What to work on:
Reproduce the data in full, exactly as given, leaving images out.
==============================
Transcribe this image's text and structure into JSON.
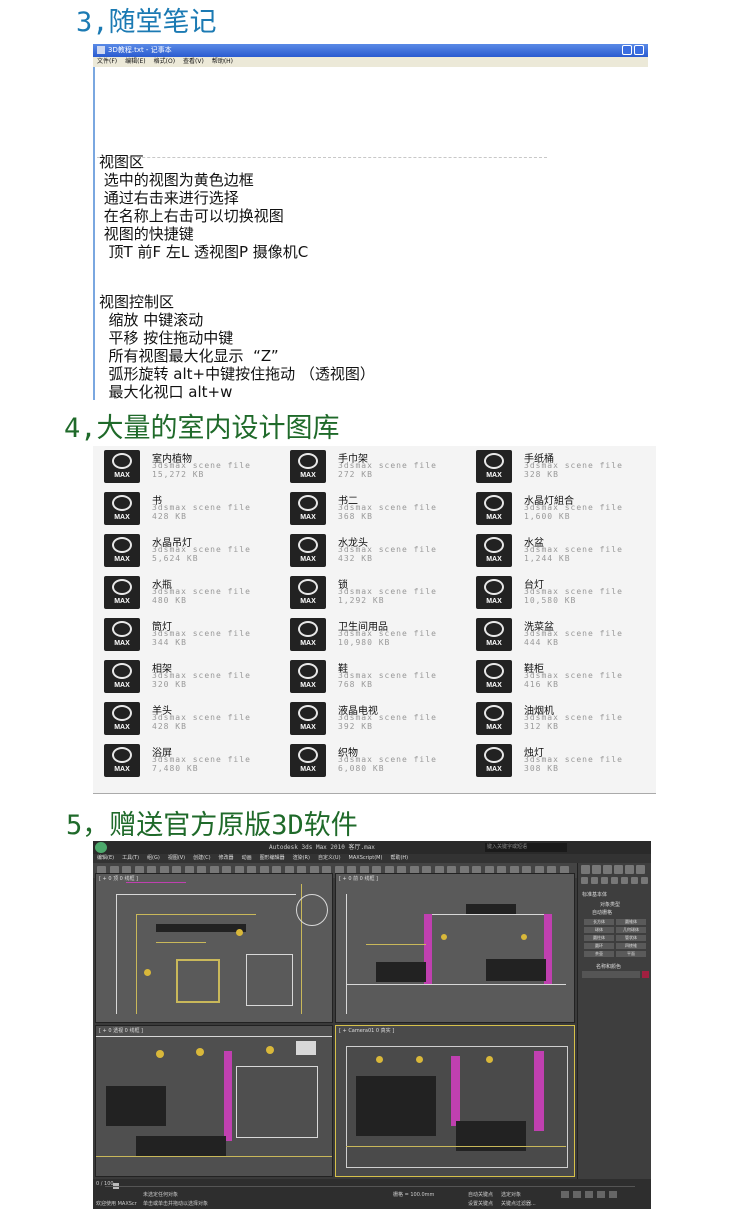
{
  "headings": {
    "h3": "3,随堂笔记",
    "h4": "4,大量的室内设计图库",
    "h5": "5，赠送官方原版3D软件"
  },
  "notepad": {
    "title": "3D教程.txt - 记事本",
    "menu": [
      "文件(F)",
      "编辑(E)",
      "格式(O)",
      "查看(V)",
      "帮助(H)"
    ],
    "lines": [
      "视图区",
      " 选中的视图为黄色边框",
      " 通过右击来进行选择",
      " 在名称上右击可以切换视图",
      " 视图的快捷键",
      "  顶T 前F 左L 透视图P 摄像机C",
      "",
      "",
      "视图控制区",
      "  缩放 中键滚动",
      "  平移 按住拖动中键",
      "  所有视图最大化显示  “Z”",
      "  弧形旋转 alt+中键按住拖动 （透视图）",
      "  最大化视口 alt+w"
    ]
  },
  "library": {
    "icon_label": "MAX",
    "file_type": "3dsmax scene file",
    "files": [
      {
        "name": "室内植物",
        "size": "15,272 KB"
      },
      {
        "name": "手巾架",
        "size": "272 KB"
      },
      {
        "name": "手纸桶",
        "size": "328 KB"
      },
      {
        "name": "书",
        "size": "428 KB"
      },
      {
        "name": "书二",
        "size": "368 KB"
      },
      {
        "name": "水晶灯組合",
        "size": "1,600 KB"
      },
      {
        "name": "水晶吊灯",
        "size": "5,624 KB"
      },
      {
        "name": "水龙头",
        "size": "432 KB"
      },
      {
        "name": "水盆",
        "size": "1,244 KB"
      },
      {
        "name": "水瓶",
        "size": "480 KB"
      },
      {
        "name": "锁",
        "size": "1,292 KB"
      },
      {
        "name": "台灯",
        "size": "10,580 KB"
      },
      {
        "name": "筒灯",
        "size": "344 KB"
      },
      {
        "name": "卫生间用品",
        "size": "10,980 KB"
      },
      {
        "name": "洗菜盆",
        "size": "444 KB"
      },
      {
        "name": "相架",
        "size": "320 KB"
      },
      {
        "name": "鞋",
        "size": "768 KB"
      },
      {
        "name": "鞋柜",
        "size": "416 KB"
      },
      {
        "name": "羊头",
        "size": "428 KB"
      },
      {
        "name": "液晶电视",
        "size": "392 KB"
      },
      {
        "name": "油烟机",
        "size": "312 KB"
      },
      {
        "name": "浴屏",
        "size": "7,480 KB"
      },
      {
        "name": "织物",
        "size": "6,080 KB"
      },
      {
        "name": "烛灯",
        "size": "308 KB"
      }
    ]
  },
  "max": {
    "title": "Autodesk 3ds Max 2010    客厅.max",
    "search_placeholder": "键入关键字或短语",
    "menu": [
      "编辑(E)",
      "工具(T)",
      "组(G)",
      "视图(V)",
      "创建(C)",
      "修改器",
      "动画",
      "图形编辑器",
      "渲染(R)",
      "自定义(U)",
      "MAXScript(M)",
      "帮助(H)"
    ],
    "viewports": {
      "top": "[ + 0 顶 0 线框 ]",
      "front": "[ + 0 前 0 线框 ]",
      "left": "[ + 0 透视 0 线框 ]",
      "camera": "[ + Camera01 0 真实 ]"
    },
    "panel": {
      "dropdown": "标准基本体",
      "rollout": "对象类型",
      "autogrid": "自动栅格",
      "buttons": [
        "长方体",
        "圆锥体",
        "球体",
        "几何球体",
        "圆柱体",
        "管状体",
        "圆环",
        "四棱锥",
        "茶壶",
        "平面"
      ],
      "name_color": "名称和颜色"
    },
    "status": {
      "frames": "0 / 100",
      "hint1": "未选定任何对象",
      "hint2": "单击或单击并拖动以选择对象",
      "grid": "栅格 = 100.0mm",
      "autokey": "自动关键点",
      "selected": "选定对象",
      "setkey": "设置关键点",
      "filter": "关键点过滤器...",
      "welcome": "欢迎使用 MAXScr"
    }
  }
}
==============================
Result for this exercise:
Transcribe this image's text and structure into JSON.
{
  "headings": {
    "h3": "3,随堂笔记",
    "h4": "4,大量的室内设计图库",
    "h5": "5，赠送官方原版3D软件"
  },
  "notepad": {
    "title": "3D教程.txt - 记事本",
    "menu": [
      "文件(F)",
      "编辑(E)",
      "格式(O)",
      "查看(V)",
      "帮助(H)"
    ],
    "lines": [
      "视图区",
      " 选中的视图为黄色边框",
      " 通过右击来进行选择",
      " 在名称上右击可以切换视图",
      " 视图的快捷键",
      "  顶T 前F 左L 透视图P 摄像机C",
      "",
      "",
      "视图控制区",
      "  缩放 中键滚动",
      "  平移 按住拖动中键",
      "  所有视图最大化显示  “Z”",
      "  弧形旋转 alt+中键按住拖动 （透视图）",
      "  最大化视口 alt+w"
    ]
  },
  "library": {
    "icon_label": "MAX",
    "file_type": "3dsmax scene file",
    "files": [
      {
        "name": "室内植物",
        "size": "15,272 KB"
      },
      {
        "name": "手巾架",
        "size": "272 KB"
      },
      {
        "name": "手纸桶",
        "size": "328 KB"
      },
      {
        "name": "书",
        "size": "428 KB"
      },
      {
        "name": "书二",
        "size": "368 KB"
      },
      {
        "name": "水晶灯組合",
        "size": "1,600 KB"
      },
      {
        "name": "水晶吊灯",
        "size": "5,624 KB"
      },
      {
        "name": "水龙头",
        "size": "432 KB"
      },
      {
        "name": "水盆",
        "size": "1,244 KB"
      },
      {
        "name": "水瓶",
        "size": "480 KB"
      },
      {
        "name": "锁",
        "size": "1,292 KB"
      },
      {
        "name": "台灯",
        "size": "10,580 KB"
      },
      {
        "name": "筒灯",
        "size": "344 KB"
      },
      {
        "name": "卫生间用品",
        "size": "10,980 KB"
      },
      {
        "name": "洗菜盆",
        "size": "444 KB"
      },
      {
        "name": "相架",
        "size": "320 KB"
      },
      {
        "name": "鞋",
        "size": "768 KB"
      },
      {
        "name": "鞋柜",
        "size": "416 KB"
      },
      {
        "name": "羊头",
        "size": "428 KB"
      },
      {
        "name": "液晶电视",
        "size": "392 KB"
      },
      {
        "name": "油烟机",
        "size": "312 KB"
      },
      {
        "name": "浴屏",
        "size": "7,480 KB"
      },
      {
        "name": "织物",
        "size": "6,080 KB"
      },
      {
        "name": "烛灯",
        "size": "308 KB"
      }
    ]
  },
  "max": {
    "title": "Autodesk 3ds Max 2010    客厅.max",
    "search_placeholder": "键入关键字或短语",
    "menu": [
      "编辑(E)",
      "工具(T)",
      "组(G)",
      "视图(V)",
      "创建(C)",
      "修改器",
      "动画",
      "图形编辑器",
      "渲染(R)",
      "自定义(U)",
      "MAXScript(M)",
      "帮助(H)"
    ],
    "viewports": {
      "top": "[ + 0 顶 0 线框 ]",
      "front": "[ + 0 前 0 线框 ]",
      "left": "[ + 0 透视 0 线框 ]",
      "camera": "[ + Camera01 0 真实 ]"
    },
    "panel": {
      "dropdown": "标准基本体",
      "rollout": "对象类型",
      "autogrid": "自动栅格",
      "buttons": [
        "长方体",
        "圆锥体",
        "球体",
        "几何球体",
        "圆柱体",
        "管状体",
        "圆环",
        "四棱锥",
        "茶壶",
        "平面"
      ],
      "name_color": "名称和颜色"
    },
    "status": {
      "frames": "0 / 100",
      "hint1": "未选定任何对象",
      "hint2": "单击或单击并拖动以选择对象",
      "grid": "栅格 = 100.0mm",
      "autokey": "自动关键点",
      "selected": "选定对象",
      "setkey": "设置关键点",
      "filter": "关键点过滤器...",
      "welcome": "欢迎使用 MAXScr"
    }
  }
}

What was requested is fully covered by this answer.